[TASK GOAL]
List each line of the data that holds the string "Manage", please.

[EXTRACTED MATERIAL]

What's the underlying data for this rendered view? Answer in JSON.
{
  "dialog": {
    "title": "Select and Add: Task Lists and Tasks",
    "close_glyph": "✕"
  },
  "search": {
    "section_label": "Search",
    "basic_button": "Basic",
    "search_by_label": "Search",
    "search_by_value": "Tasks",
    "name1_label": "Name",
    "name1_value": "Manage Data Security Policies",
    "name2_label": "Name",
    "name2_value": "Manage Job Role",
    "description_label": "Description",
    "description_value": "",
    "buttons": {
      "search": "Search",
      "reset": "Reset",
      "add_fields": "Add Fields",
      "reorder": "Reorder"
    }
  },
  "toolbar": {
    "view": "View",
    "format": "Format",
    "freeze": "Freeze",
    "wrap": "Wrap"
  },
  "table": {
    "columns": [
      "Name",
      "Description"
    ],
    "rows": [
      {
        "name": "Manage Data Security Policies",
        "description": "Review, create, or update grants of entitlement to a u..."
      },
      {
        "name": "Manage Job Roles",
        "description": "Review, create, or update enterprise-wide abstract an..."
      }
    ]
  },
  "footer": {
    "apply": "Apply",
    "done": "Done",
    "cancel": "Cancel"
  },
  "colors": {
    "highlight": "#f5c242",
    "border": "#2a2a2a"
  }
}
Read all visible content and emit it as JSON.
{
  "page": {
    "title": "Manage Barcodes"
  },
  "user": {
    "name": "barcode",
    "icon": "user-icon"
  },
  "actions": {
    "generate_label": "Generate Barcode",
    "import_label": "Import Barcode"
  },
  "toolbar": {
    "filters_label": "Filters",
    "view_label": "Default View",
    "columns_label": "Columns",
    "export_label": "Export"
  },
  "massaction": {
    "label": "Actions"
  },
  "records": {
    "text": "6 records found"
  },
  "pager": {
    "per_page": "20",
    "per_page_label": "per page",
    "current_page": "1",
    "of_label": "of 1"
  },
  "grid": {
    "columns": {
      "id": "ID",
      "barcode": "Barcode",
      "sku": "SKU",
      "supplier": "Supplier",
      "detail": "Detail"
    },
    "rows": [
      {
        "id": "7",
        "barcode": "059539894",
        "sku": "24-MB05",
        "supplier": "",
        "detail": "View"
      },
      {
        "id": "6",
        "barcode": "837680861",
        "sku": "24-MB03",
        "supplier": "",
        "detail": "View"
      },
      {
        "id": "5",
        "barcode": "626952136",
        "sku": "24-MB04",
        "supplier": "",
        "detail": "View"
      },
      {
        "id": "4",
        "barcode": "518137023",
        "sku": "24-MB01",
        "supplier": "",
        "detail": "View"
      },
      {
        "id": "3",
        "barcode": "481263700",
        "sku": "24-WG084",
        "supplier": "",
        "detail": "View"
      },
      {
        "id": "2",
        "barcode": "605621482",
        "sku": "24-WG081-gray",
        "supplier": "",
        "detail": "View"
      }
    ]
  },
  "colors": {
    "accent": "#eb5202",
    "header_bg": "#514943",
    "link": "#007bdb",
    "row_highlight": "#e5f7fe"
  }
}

[ANSWER TO THE EXERCISE]
    "name1_value": "Manage Data Security Policies",
    "name2_value": "Manage Job Role",
        "name": "Manage Data Security Policies",
        "name": "Manage Job Roles",
    "title": "Manage Barcodes"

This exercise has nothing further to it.